The authorities should prepare for a likely surge in NPLs and continue to improve the resolution framework. Efforts should be stepped up to (i) swiftly and credibly operationalize and enforce the insolvency and resolution framework; (ii) implement the regulatory framework for out-of-court restructuring of loans; and (iii) make progress in bailiff reform. Improvements in the judicial process would also be important.

Continued efforts are needed to align Albania’s regulatory framework with international standards. The implementation process should continue, though a sufficiently long phase-in period may be provided to banks so as to avoid procyclicality and disruptions during the pandemic. We recommend close monitoring of risks from related-party lending, cross-border lending, and large exposures.

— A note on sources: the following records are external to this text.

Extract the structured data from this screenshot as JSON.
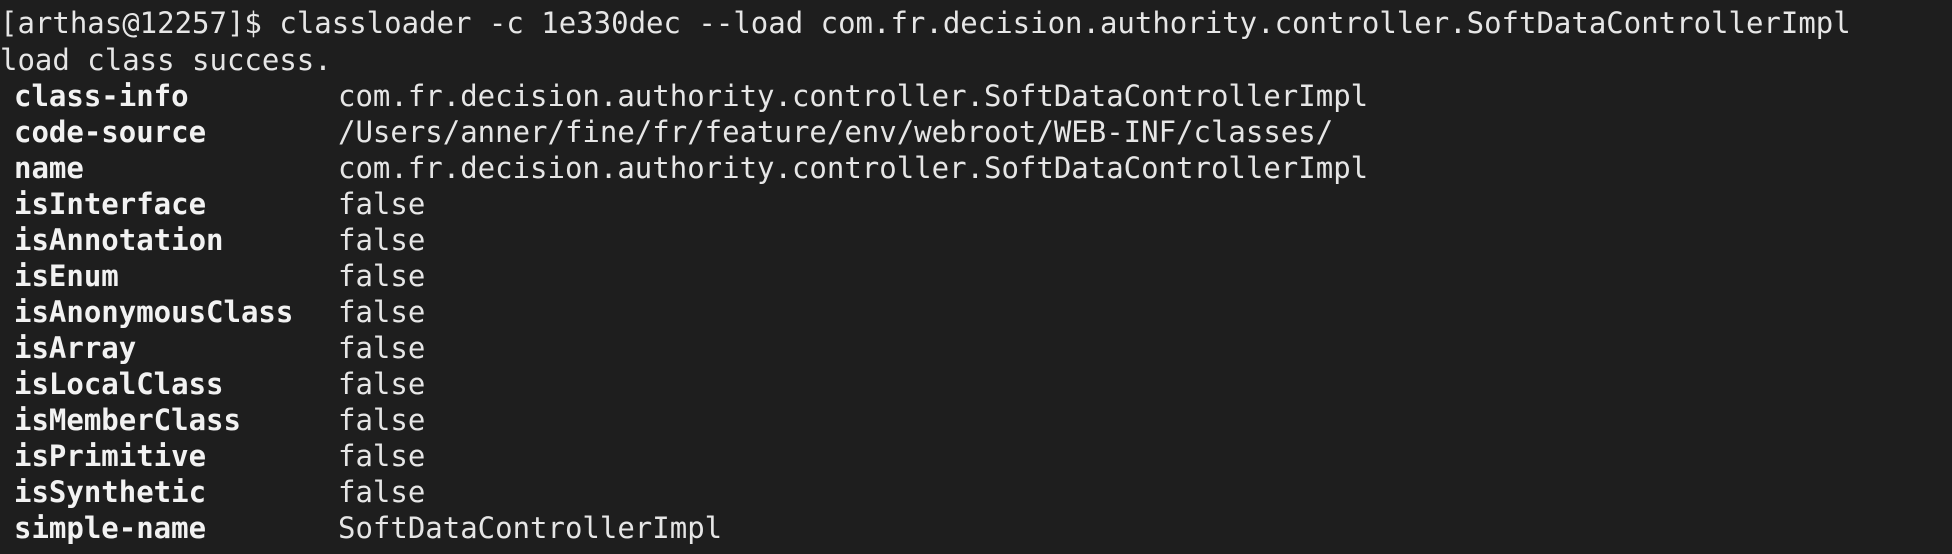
{
  "terminal": {
    "prompt": "[arthas@12257]$",
    "command": "classloader -c 1e330dec --load com.fr.decision.authority.controller.SoftDataControllerImpl",
    "status": "load class success.",
    "rows": [
      {
        "key": "class-info",
        "value": "com.fr.decision.authority.controller.SoftDataControllerImpl"
      },
      {
        "key": "code-source",
        "value": "/Users/anner/fine/fr/feature/env/webroot/WEB-INF/classes/"
      },
      {
        "key": "name",
        "value": "com.fr.decision.authority.controller.SoftDataControllerImpl"
      },
      {
        "key": "isInterface",
        "value": "false"
      },
      {
        "key": "isAnnotation",
        "value": "false"
      },
      {
        "key": "isEnum",
        "value": "false"
      },
      {
        "key": "isAnonymousClass",
        "value": "false"
      },
      {
        "key": "isArray",
        "value": "false"
      },
      {
        "key": "isLocalClass",
        "value": "false"
      },
      {
        "key": "isMemberClass",
        "value": "false"
      },
      {
        "key": "isPrimitive",
        "value": "false"
      },
      {
        "key": "isSynthetic",
        "value": "false"
      },
      {
        "key": "simple-name",
        "value": "SoftDataControllerImpl"
      }
    ]
  }
}
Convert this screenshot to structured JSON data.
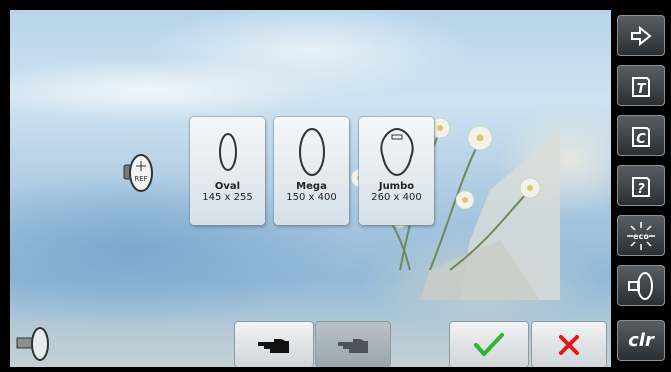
{
  "frames": [
    {
      "name": "Oval",
      "size": "145 x 255"
    },
    {
      "name": "Mega",
      "size": "150 x 400"
    },
    {
      "name": "Jumbo",
      "size": "260 x 400"
    }
  ],
  "reference_hoop_label": "REF",
  "sidebar": {
    "buttons": [
      {
        "icon": "exit-arrow-icon",
        "name": "exit-button"
      },
      {
        "icon": "tutorial-icon",
        "label": "T"
      },
      {
        "icon": "creative-consultant-icon",
        "label": "C"
      },
      {
        "icon": "help-icon",
        "label": "?"
      },
      {
        "icon": "eco-icon",
        "label": "eco"
      },
      {
        "icon": "hoop-select-icon"
      },
      {
        "icon": "clear-icon",
        "label": "clr"
      }
    ]
  },
  "colors": {
    "confirm": "#2db52d",
    "cancel": "#e01a1a"
  }
}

Risk of a more severe global pandemic—stand ready to adjust and preserve stability

The unprecedented uncertainty of the pandemic highlights the importance of contingency planning. In case of a more severe pandemic, the authorities will need to target new measures to ensure adequate health care provision and protect those most in need, identify options for budget reallocations and additional financing, and keep the domestic financial market liquid. They should stand ready to take these and any further measures that may be warranted, while preserving macroeconomic and financial stability.

Finally, we would like to thank the authorities and all our other counterparts for the excellent collaboration and productive discussions.

IMF Communications Department

PRESS OFFICER: Gediminas Vilkas

Phone: +1 202 623-7100Email: MEDIA@IMF.org